What concerns me most, however, is that Mr Gove is promoting secrecy and claiming that a lack of transparency is helpful to parents choosing a school for their child.
Last month I wrote about my concerns that some proposers seemed to be using this secrecy as cover for making extravagant claims about their schools (Does DfE secrecy encourage extravagant Free School claims? http://wp.me/p2dr6s-dK). It followed an Advertising Standards Authority (ASA) ruling that this had indeed been the case in Suffolk. I also noted the similarities closer to home.
You will recall that the following statements were made last summer concerning the “Pre-Inspection Report” of Becket Keys Free School by their proposers:
By e-mail on the 26th June 2012:
“Becket Keys News*Pre-opening OfSTED inspection*
We had a brilliant experience of OfSTED in our pre-opening inspection on Monday 25th June. They came to inspect the preparations for Becket Keys and we passed with flying colours in every single criterion.
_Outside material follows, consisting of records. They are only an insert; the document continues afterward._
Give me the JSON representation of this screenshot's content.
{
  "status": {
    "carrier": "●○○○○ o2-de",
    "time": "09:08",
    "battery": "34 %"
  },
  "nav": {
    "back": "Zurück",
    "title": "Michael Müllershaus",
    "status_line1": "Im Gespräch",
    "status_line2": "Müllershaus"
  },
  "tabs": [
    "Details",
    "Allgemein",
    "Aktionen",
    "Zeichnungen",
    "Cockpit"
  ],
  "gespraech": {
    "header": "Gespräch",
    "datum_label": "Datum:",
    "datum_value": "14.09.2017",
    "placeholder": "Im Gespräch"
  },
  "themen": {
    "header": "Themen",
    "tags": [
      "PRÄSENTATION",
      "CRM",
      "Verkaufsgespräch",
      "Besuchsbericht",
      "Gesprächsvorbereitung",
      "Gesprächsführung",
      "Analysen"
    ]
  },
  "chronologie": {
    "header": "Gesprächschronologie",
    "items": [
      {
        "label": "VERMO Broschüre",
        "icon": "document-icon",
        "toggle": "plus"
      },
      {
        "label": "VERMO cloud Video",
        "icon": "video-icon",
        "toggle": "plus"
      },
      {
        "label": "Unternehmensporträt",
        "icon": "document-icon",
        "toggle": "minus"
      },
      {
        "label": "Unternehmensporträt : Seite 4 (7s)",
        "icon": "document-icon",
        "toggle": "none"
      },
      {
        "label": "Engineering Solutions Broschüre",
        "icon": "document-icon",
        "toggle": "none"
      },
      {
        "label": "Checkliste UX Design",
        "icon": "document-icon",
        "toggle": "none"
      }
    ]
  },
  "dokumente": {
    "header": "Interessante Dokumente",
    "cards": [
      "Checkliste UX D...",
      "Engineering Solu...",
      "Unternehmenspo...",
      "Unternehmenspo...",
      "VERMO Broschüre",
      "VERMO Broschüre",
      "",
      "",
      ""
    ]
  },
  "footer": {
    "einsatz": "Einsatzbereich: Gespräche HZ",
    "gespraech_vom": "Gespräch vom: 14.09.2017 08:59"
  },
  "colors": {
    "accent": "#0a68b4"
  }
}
The school’s policies, curriculum plans, site organisation, safety and recruitment processes were all reviewed.”
And, as reported by a local parent to the DfE, from Facebook:
“An excellent meeting covering all issues: staff (excellent), policies (excellent), development planning (excellent), budget plans (excellent), OfSTED (excellent), worship and service to the community (excellent), training (excellent), governance (excellent). You name it – we covered it.”
By happy coincidence, in the new spirit of openness that seems to have been prompted by the Information Commissioner, the DfE has now published the Pre-Opening Report in question on-line.
The Report is common to all new schools prior to opening and is concerned with a “scrutiny of documentation” and a look at the intended premises. It should also be noted that the Report contains two factual inaccuracies. Firstly, only part of the Sawyers Hall College site has been passed to Becket Keys and Essex CC still own the freehold. Secondly, given the description provided, the “learning tour” may not have been carried out by the Sawyers Hall College Head teacher Stephen Capper but by his Deputy Head, Linda Thompson.
In passing, it seems extraordinary that a senior member of staff from the school that was about to close due to excessive surplus places in Brentwood was then asked to facilitate the opening of a new school at the same location. I also note that this is not acknowledged by the proposers at the time.
So, in the cause of transparency and accountability that Educating Brentwood promotes, we provide the link to the Report so that you can now be the judge as to how accurate a reflection of the Report was presented by the free school’s proposers:
Nationally, I believe that the Secretary of State’s championing of secrecy actually threatens the ability of parents “to choose the education they want for their children”. True choice can only be offered when parents have accurate, verifiable information on which to inform their decisions. By denying parents the opportunity to scrutinise claims made by schools, “free” or otherwise, the DfE are actually providing an unfair basis for the “competition” that they seek to promote.
Locally, nearly seven months on, parents and the community can finally make a more informed judgement on whether, prior to opening, the town’s newest school met their stated aims “‘to teach its students what respect means: to ‘do unto others as you would have them do unto you’. In other words, the traditional Christian values of caring for the needs of others and being a trustworthy citizen”.